            The fourth industrial revolution: opportunity or loss? A social purpose perspective

            • If the Paris Climate confronted us with the pressing question of ‘what next for the world?, the Davos World Economic Forum has brought front and centre the much-needed question of ‘what next for humanity?’.

              As the world becomes more and more ruled by technological efficiency (the so-called ‘fourth industrial revolution’), concerns grow that this will continue to help a small minority to profit whilst the wider majority struggle to make ends meet. Those already heavily disadvantaged, such as women and migrants, are likely to be impacted first – often seen as having a more limited skill-set, there is a real threat that they are easily replaced and made redundant by technological efficiencies. As an UBS report released over Davos explains, we’ll likely see a “polarisation of the labour force as low-skill jobs continue to be automated and this trend increasingly spreads to middle class jobs”.

              From a consumer perspective, this technological shift is already resulting in a growing tension: from Uber to Amazon, consumers are having to face (and stomach) the impact of this technological shift, which is triumphing efficiency often at the price of people. But as we are repeatedly seeing across our work, consumers are increasingly uncomfortable with this forced choice between people and price - and so are beginning to actively look for more compelling offerings that speak to both.

              There is, therefore, a growing opportunity for corporates, NFPs & NGOs to work separately or together to find an innovative way of simplifying this – to challenge the status quo and prove that people and technology aren’t mutual adversaries. In fact, recent research by Deloitte shows just this: technology can indeed be friend rather than foe to the human work-force. The jobs technology overhauls are often those that are more arduous or dangerous: “The dominant trend is of contracting employment in agriculture and manufacturing being more than offset by rapid growth in the caring, creative, technology and business services sectors”.

              The problem is that few are prepared or trained for this process of transition – their limited skill-set often makes them quickly redundant rather than transferrable to other industries. Some are already recognising this opportunity – for example in 2011 Samsung founded their ‘Electronics Engineering Academy’ to ensure the next generation of workers are being trained up in order to take advantage of the growth of tech rather than be disadvantaged by it. Likewise, heralded as one of the most promising uses of technology in the developing world, is "impact sourcing” whereby disadvantaged communities are trained in internet-based projects that allow them to work remotely & flexibly. In 2010 the market for impact sourcing was $4.5 billion in 2010, and employed 144,000 people in developing countries. This has now grown to 560,850.

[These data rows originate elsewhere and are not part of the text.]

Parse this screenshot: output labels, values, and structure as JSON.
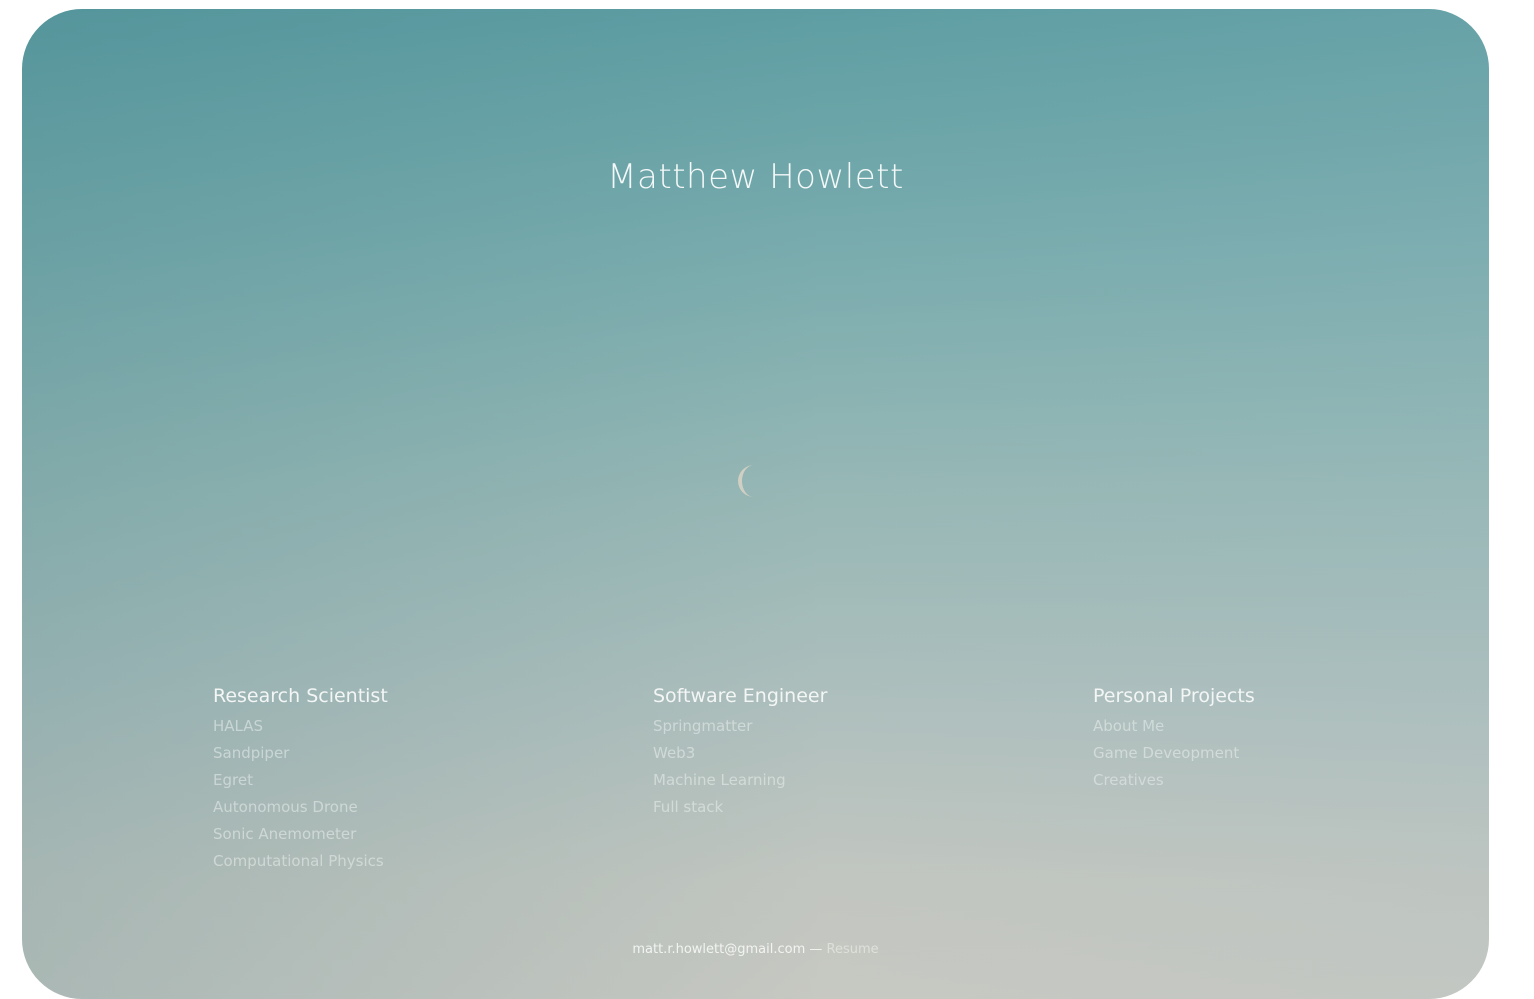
{
  "header": {
    "name": "Matthew Howlett"
  },
  "columns": [
    {
      "heading": "Research Scientist",
      "links": [
        "HALAS",
        "Sandpiper",
        "Egret",
        "Autonomous Drone",
        "Sonic Anemometer",
        "Computational Physics"
      ]
    },
    {
      "heading": "Software Engineer",
      "links": [
        "Springmatter",
        "Web3",
        "Machine Learning",
        "Full stack"
      ]
    },
    {
      "heading": "Personal Projects",
      "links": [
        "About Me",
        "Game Deveopment",
        "Creatives"
      ]
    }
  ],
  "footer": {
    "email": "matt.r.howlett@gmail.com",
    "separator": " — ",
    "resume_label": "Resume"
  },
  "colors": {
    "sky_top": "#5e9ea3",
    "sky_bottom": "#c7c8c2",
    "moon": "#d9d3c6"
  },
  "icons": {
    "moon": "crescent-moon-icon"
  }
}
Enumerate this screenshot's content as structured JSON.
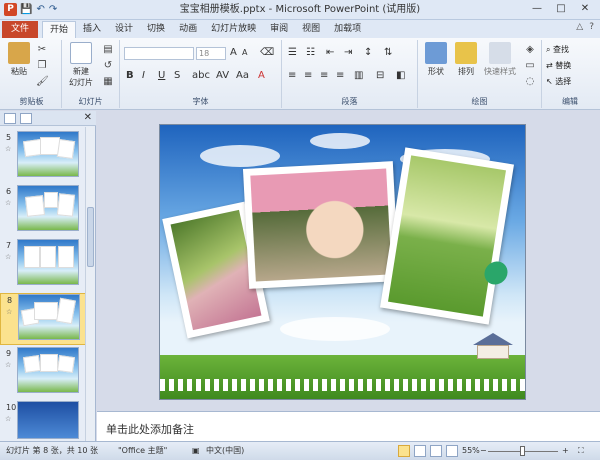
{
  "window": {
    "title": "宝宝相册模板.pptx - Microsoft PowerPoint (试用版)",
    "app_icon": "P",
    "controls": [
      "—",
      "□",
      "✕"
    ]
  },
  "qat": {
    "save_icon": "💾",
    "undo_icon": "↶",
    "redo_icon": "↷"
  },
  "tabs": {
    "file": "文件",
    "items": [
      "开始",
      "插入",
      "设计",
      "切换",
      "动画",
      "幻灯片放映",
      "审阅",
      "视图",
      "加载项"
    ],
    "active_index": 0,
    "right": [
      "△",
      "?"
    ]
  },
  "ribbon": {
    "clipboard": {
      "paste": "粘贴",
      "label": "剪贴板"
    },
    "slides": {
      "new_slide": "新建",
      "new_slide_line2": "幻灯片",
      "label": "幻灯片"
    },
    "font": {
      "font_size": "18",
      "label": "字体",
      "bold": "B",
      "italic": "I",
      "underline": "U",
      "strike": "S",
      "aa": "Aa"
    },
    "paragraph": {
      "label": "段落"
    },
    "drawing": {
      "shape": "形状",
      "arrange": "排列",
      "quick_style": "快速样式",
      "label": "绘图"
    },
    "editing": {
      "find": "查找",
      "replace": "替换",
      "select": "选择",
      "label": "编辑"
    }
  },
  "slide_panel": {
    "thumbs": [
      {
        "num": "5",
        "star": "☆"
      },
      {
        "num": "6",
        "star": "☆"
      },
      {
        "num": "7",
        "star": "☆"
      },
      {
        "num": "8",
        "star": "☆",
        "selected": true
      },
      {
        "num": "9",
        "star": "☆"
      },
      {
        "num": "10",
        "star": "☆"
      }
    ],
    "close": "✕"
  },
  "notes": {
    "placeholder": "单击此处添加备注"
  },
  "statusbar": {
    "slide_info": "幻灯片 第 8 张，共 10 张",
    "theme": "\"Office 主题\"",
    "language": "中文(中国)",
    "zoom": "55%",
    "zoom_minus": "−",
    "zoom_plus": "+"
  },
  "colors": {
    "file_tab": "#c8472a",
    "selected_thumb": "#fbe28e"
  }
}
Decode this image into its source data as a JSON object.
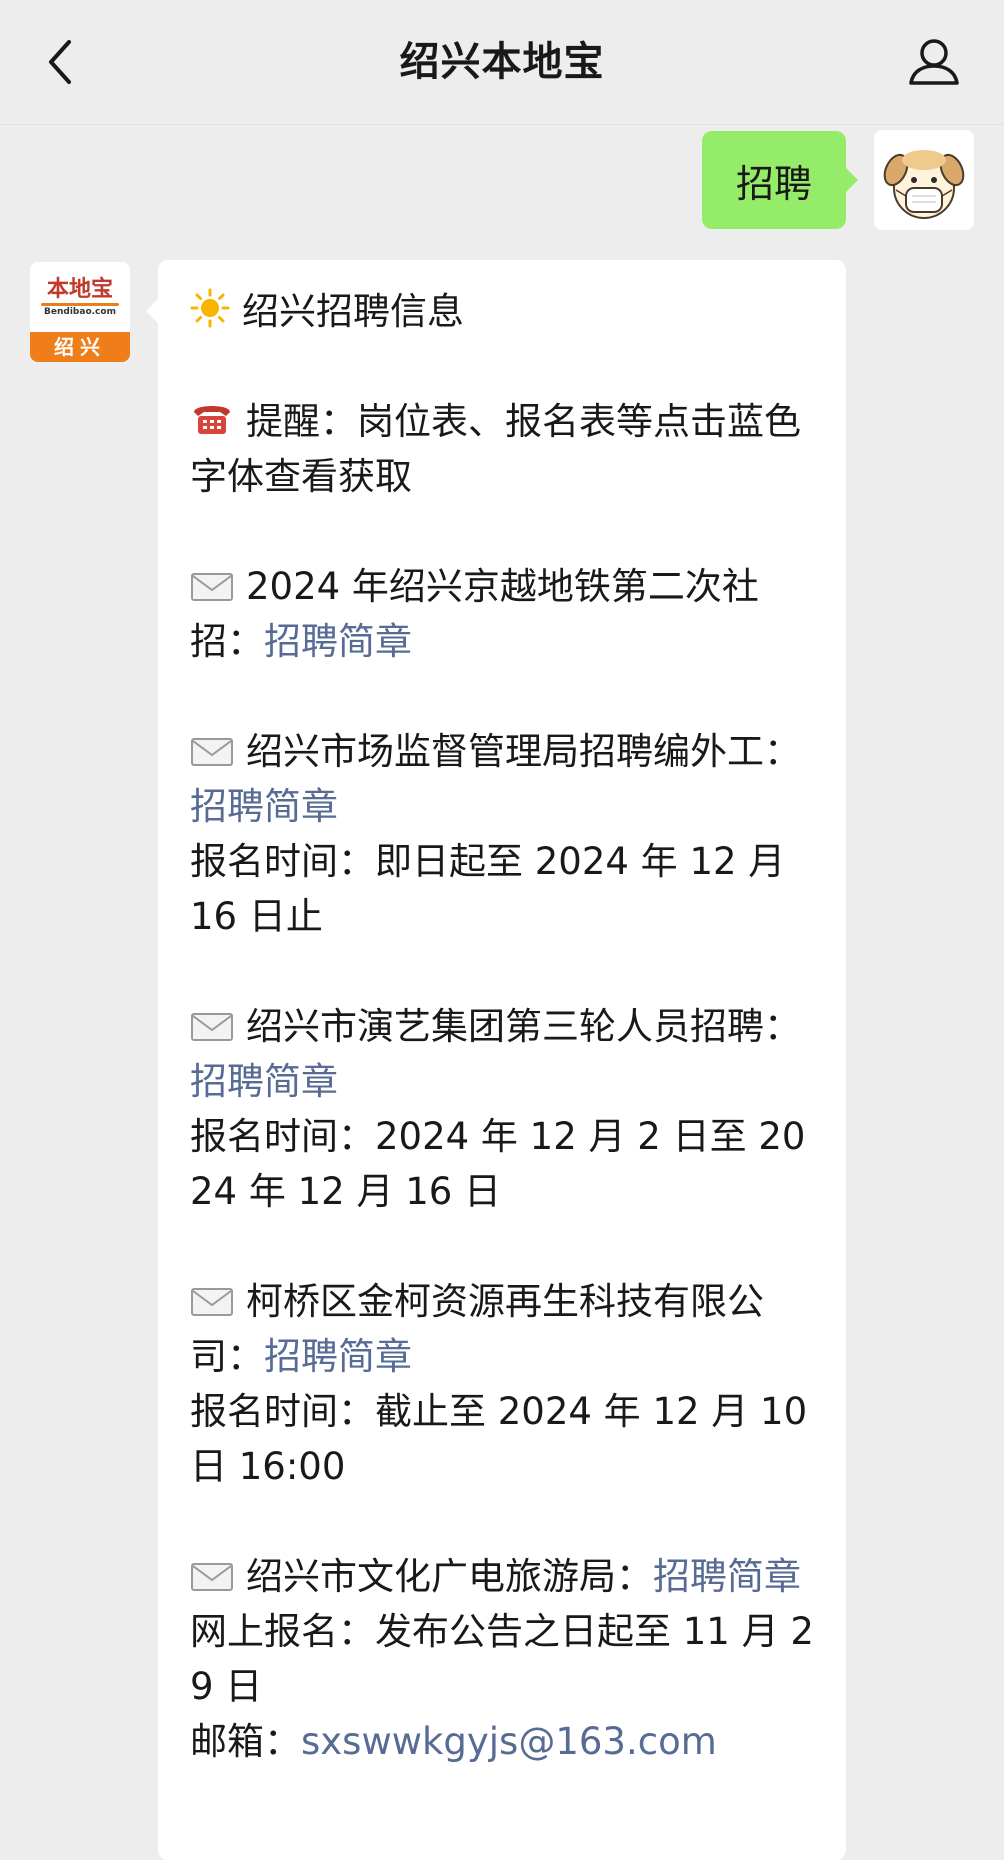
{
  "header": {
    "title": "绍兴本地宝"
  },
  "icons": {
    "back": "back-chevron-icon",
    "profile": "person-icon"
  },
  "outgoing": {
    "text": "招聘"
  },
  "bot_avatar": {
    "logo_cn": "本地宝",
    "logo_en": "Bendibao.com",
    "city": "绍兴"
  },
  "message": {
    "heading": "绍兴招聘信息",
    "reminder": "提醒：岗位表、报名表等点击蓝色字体查看获取",
    "items": [
      {
        "title": "2024 年绍兴京越地铁第二次社招：",
        "link": "招聘简章"
      },
      {
        "title": "绍兴市场监督管理局招聘编外工：",
        "link": "招聘简章",
        "detail": "报名时间：即日起至 2024 年 12 月 16 日止"
      },
      {
        "title": "绍兴市演艺集团第三轮人员招聘：",
        "link": "招聘简章",
        "detail": "报名时间：2024 年 12 月 2 日至 2024 年 12 月 16 日"
      },
      {
        "title": "柯桥区金柯资源再生科技有限公司：",
        "link": "招聘简章",
        "detail": "报名时间：截止至 2024 年 12 月 10 日 16:00"
      },
      {
        "title": "绍兴市文化广电旅游局：",
        "link": "招聘简章",
        "detail": "网上报名：发布公告之日起至 11 月 29 日",
        "email_label": "邮箱：",
        "email": "sxswwkgyjs@163.com"
      }
    ]
  },
  "colors": {
    "background": "#ededed",
    "bubble_out": "#95ec69",
    "bubble_in": "#ffffff",
    "link": "#576b95",
    "logo_orange": "#ef7d1a"
  }
}
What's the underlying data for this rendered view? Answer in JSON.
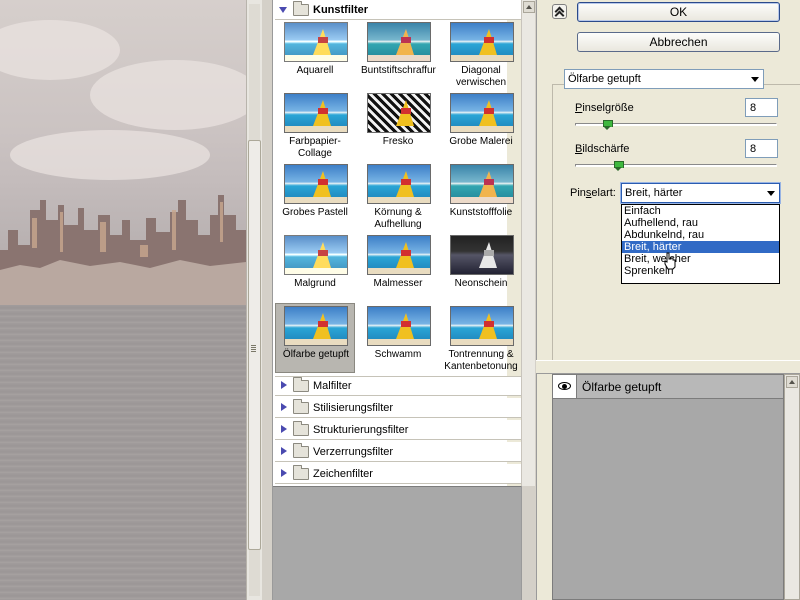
{
  "buttons": {
    "ok": "OK",
    "cancel": "Abbrechen"
  },
  "gallery": {
    "open_category": "Kunstfilter",
    "filters": [
      {
        "label": "Aquarell"
      },
      {
        "label": "Buntstiftschraffur"
      },
      {
        "label": "Diagonal verwischen"
      },
      {
        "label": "Farbpapier-Collage"
      },
      {
        "label": "Fresko"
      },
      {
        "label": "Grobe Malerei"
      },
      {
        "label": "Grobes Pastell"
      },
      {
        "label": "Körnung & Aufhellung"
      },
      {
        "label": "Kunststofffolie"
      },
      {
        "label": "Malgrund"
      },
      {
        "label": "Malmesser"
      },
      {
        "label": "Neonschein"
      },
      {
        "label": "Ölfarbe getupft"
      },
      {
        "label": "Schwamm"
      },
      {
        "label": "Tontrennung & Kantenbetonung"
      }
    ],
    "categories": [
      "Malfilter",
      "Stilisierungsfilter",
      "Strukturierungsfilter",
      "Verzerrungsfilter",
      "Zeichenfilter"
    ]
  },
  "options": {
    "filter_select": "Ölfarbe getupft",
    "brush_size": {
      "label_u": "P",
      "label_rest": "inselgröße",
      "value": "8",
      "fraction": 0.2
    },
    "sharpness": {
      "label_u": "B",
      "label_rest": "ildschärfe",
      "value": "8",
      "fraction": 0.2
    },
    "brush_type": {
      "label_pre": "Pin",
      "label_u": "s",
      "label_post": "elart:",
      "value": "Breit, härter"
    },
    "brush_type_options": [
      "Einfach",
      "Aufhellend, rau",
      "Abdunkelnd, rau",
      "Breit, härter",
      "Breit, weicher",
      "Sprenkeln"
    ],
    "highlighted_option": "Breit, härter"
  },
  "layers": {
    "effect_name": "Ölfarbe getupft"
  }
}
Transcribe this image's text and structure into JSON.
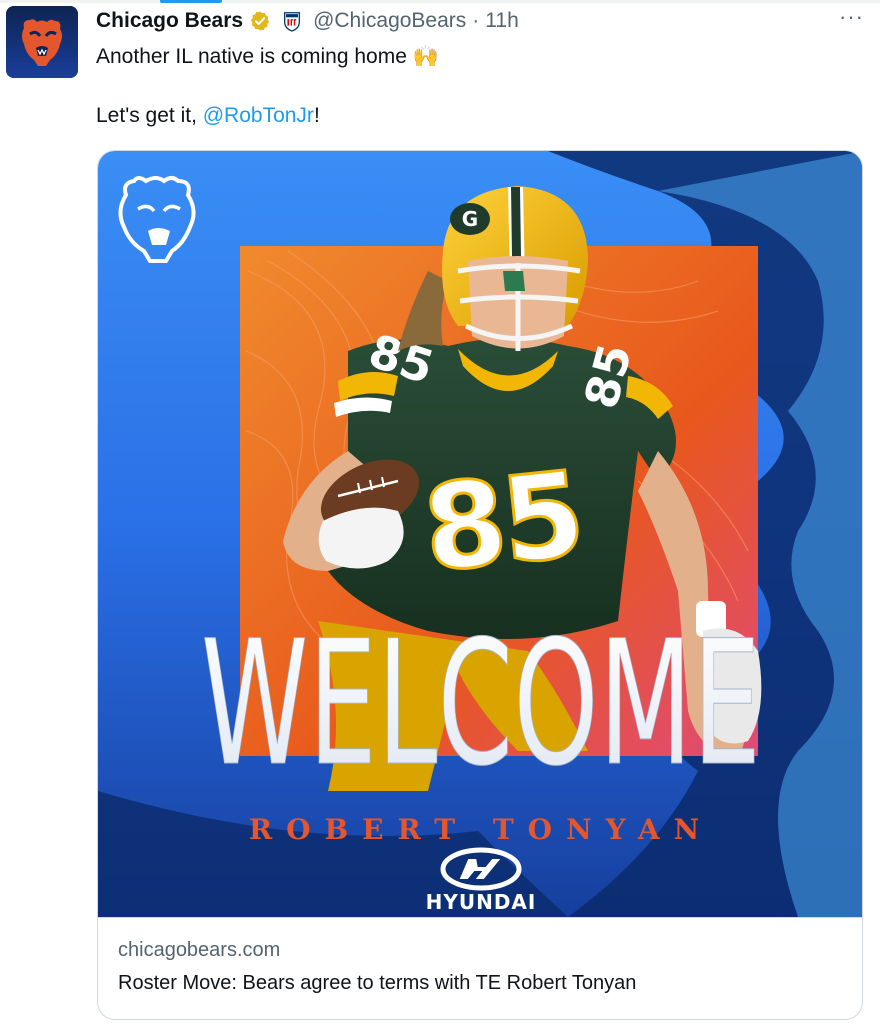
{
  "tweet": {
    "display_name": "Chicago Bears",
    "handle": "@ChicagoBears",
    "separator": "·",
    "time": "11h",
    "more_label": "···",
    "line1": "Another IL native is coming home 🙌",
    "line2_prefix": "Let's get it, ",
    "mention": "@RobTonJr",
    "line2_suffix": "!"
  },
  "media": {
    "welcome_text": "WELCOME",
    "player_name": "ROBERT TONYAN",
    "jersey_number": "85",
    "sponsor": "HYUNDAI",
    "helmet_logo": "G",
    "colors": {
      "background_blue": "#2a6fe6",
      "deep_blue": "#0b2a6b",
      "orange": "#e8581c",
      "jersey_green": "#1f3b2c",
      "helmet_yellow": "#f2b705",
      "name_orange": "#e4572e"
    }
  },
  "card": {
    "domain": "chicagobears.com",
    "title": "Roster Move: Bears agree to terms with TE Robert Tonyan"
  },
  "icons": {
    "verified": "verified-badge-icon",
    "nfl": "nfl-shield-icon",
    "bear": "bear-head-logo-icon"
  }
}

              As we are helping more and more brands, NFPs and NGOs to collaborate on such opportunities, we’re beginning to see an exciting and innovative pooling of resources to aid this technological transition. This raises an exciting possibility: could great brands, NFPs and NGOs work together to help the ‘fourth industrial revolution’ change tack and prove that technology and people can work together for a more profitable future for everyone? In this light, we stop believing it’s necessary to make a false choice between what’s good for people vs what’s good for the world.

              Image source: Google

              • Article by Katrina Skwarek